The plot might sound somewhat familiar; yes, the real Jann Mardenborough was plucked from obscurity as an online racer to actually drive a real-world version of the cars he only ever saw on his computer screen. Sounds a lot like The Last Starfighter, doesn’t it? Throw in a subtle romantic interest with girlfriend Audrey (an underused Maeve Courtier-Lilley), a belligerently gruff mentor (David Harbour, who saves the film single-handedly) and some state of the art computer effects (look, I know a Porche 911 ain’t got much against a Gunstar) and you have an almost direct ripoff of the classic 80’s sci-fi charmer. The similarities end at the edge of the track, though, because once Grand Turismo steps away from its banal family drama subplot and cringeworthy attempt to generate interest in whatever the hell Djimon Hounsou’s father character is trying to do, and hits the asphalt, this film sings.

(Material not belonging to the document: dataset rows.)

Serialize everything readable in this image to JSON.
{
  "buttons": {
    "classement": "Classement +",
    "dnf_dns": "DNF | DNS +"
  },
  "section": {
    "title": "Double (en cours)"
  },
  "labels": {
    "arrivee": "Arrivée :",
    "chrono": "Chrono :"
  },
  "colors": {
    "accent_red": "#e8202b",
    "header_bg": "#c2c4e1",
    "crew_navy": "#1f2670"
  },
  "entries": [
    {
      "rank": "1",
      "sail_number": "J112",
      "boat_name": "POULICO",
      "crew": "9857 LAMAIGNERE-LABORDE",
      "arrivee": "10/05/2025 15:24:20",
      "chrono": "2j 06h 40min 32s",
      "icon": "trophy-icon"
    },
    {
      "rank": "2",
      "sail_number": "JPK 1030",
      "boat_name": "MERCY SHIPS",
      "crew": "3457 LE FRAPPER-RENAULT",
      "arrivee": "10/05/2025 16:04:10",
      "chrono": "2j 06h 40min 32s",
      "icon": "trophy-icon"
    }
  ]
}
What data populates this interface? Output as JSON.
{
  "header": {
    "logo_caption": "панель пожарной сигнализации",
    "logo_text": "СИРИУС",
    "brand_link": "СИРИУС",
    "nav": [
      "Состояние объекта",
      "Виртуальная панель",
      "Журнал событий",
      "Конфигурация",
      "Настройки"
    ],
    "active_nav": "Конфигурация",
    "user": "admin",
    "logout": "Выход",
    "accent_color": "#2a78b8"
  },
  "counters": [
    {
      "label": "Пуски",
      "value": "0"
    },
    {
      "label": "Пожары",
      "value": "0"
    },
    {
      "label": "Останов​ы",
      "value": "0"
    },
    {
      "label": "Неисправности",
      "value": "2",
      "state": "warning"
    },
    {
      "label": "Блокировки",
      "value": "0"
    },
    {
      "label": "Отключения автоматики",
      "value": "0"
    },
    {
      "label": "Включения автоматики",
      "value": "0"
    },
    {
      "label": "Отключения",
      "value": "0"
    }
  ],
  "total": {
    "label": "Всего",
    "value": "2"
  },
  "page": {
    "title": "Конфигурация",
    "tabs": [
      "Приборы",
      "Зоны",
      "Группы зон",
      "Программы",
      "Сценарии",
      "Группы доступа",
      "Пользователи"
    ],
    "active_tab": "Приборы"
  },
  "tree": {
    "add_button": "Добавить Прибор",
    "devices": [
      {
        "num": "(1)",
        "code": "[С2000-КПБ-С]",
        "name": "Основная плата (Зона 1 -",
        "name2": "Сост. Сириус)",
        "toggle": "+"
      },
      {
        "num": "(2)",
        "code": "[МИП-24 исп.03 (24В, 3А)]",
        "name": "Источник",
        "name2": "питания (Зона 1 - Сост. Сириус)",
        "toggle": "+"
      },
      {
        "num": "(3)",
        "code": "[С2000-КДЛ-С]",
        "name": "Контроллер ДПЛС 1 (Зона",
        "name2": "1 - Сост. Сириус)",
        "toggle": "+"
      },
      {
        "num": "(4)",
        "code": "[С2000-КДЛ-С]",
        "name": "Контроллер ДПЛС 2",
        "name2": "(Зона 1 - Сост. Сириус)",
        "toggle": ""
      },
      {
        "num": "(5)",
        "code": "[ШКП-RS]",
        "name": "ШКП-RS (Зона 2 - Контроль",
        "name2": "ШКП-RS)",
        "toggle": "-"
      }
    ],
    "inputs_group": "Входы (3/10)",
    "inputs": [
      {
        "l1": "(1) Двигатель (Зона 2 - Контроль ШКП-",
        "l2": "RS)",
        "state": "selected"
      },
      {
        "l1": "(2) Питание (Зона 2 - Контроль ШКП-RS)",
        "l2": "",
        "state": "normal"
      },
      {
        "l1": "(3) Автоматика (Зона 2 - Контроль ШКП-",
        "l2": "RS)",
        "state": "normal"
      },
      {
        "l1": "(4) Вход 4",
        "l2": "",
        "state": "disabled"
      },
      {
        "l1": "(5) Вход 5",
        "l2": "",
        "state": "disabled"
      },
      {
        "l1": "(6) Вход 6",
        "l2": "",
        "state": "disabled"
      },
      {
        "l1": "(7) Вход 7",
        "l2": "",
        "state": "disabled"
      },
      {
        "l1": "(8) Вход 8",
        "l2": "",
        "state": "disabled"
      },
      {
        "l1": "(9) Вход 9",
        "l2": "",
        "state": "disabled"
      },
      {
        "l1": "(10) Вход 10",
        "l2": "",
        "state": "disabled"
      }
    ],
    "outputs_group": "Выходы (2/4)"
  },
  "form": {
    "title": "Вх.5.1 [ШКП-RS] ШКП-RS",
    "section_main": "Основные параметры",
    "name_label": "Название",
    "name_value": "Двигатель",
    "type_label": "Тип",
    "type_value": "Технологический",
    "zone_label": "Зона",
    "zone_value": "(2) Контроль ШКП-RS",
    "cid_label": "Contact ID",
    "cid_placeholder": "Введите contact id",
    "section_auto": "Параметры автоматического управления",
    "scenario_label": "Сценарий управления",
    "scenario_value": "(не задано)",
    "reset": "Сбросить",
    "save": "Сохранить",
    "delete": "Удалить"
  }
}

Blomkamp recognises that if you’re titling your film after a Playstation game, you’d better reference that game in some form or another, and as often as humanly possible. Clever use of the game’s sound effects and visual motifs, hinted at in the opening sequences in which we see Jann playing the game, layered across the real-and-CG footage of the cars on track in real life, maintains the spirited flavour of following the driving line and cornering a little too hard, as rookie drivers spin, flip and crash out of contention. The energetic action sequences won’t revolutionise the car racing genre in the same way they did in Days of Thunder or Ford V Ferrari, but they’re bombastic and slick enough to propel this paper-thin story to it’s inevitably cheer-worthy conclusion. Jason Hall and Zach Baylin’s controversial screenplay isn’t particularly original, borderline derivative at times, but it does the job just well enough to prevent this high-octane chariot race from slamming into the wall.
I say controversial because, if you can believe it, the writers and Blomkamp made the egregious decision to use the real-life death of a spectator at one of Jann’s races to propel a narrative beat towards the end of the film. Back in 2015, the real Mardenborough crashed into a crowd of spectators during a race, killing one person. This event is recreated for the film, however it is transplanted to a different period in the racer’s life and, perhaps more problematically, is used to further the character growth of the main character in a way that doesn’t feel particularly… subtle. I would think the family of the spectator who died would be mighty aggrieved that their personal tragedy was used in such a flippant, offhanded manner.
Regardless, Grand Turismo is a blast of racing egomania and by hell does it entertain. It’s superficial to a fault, lacking grace, poise or nuance, and character development is non-existent in the Playstation Studios world of zoomity-zoom. The cast are all good with their respective roles and Blomkamp’s direction is confidence personified, perhaps hoping they breezy, cheesy sentimentality and a jaw-dropping “I can’t believe they pulled this off” story will overcome filmmaking jaundice. Settle in, turn it up and enjoy it for what it is; as a biopic there are many that are far better, but few are as loud and obvious as this.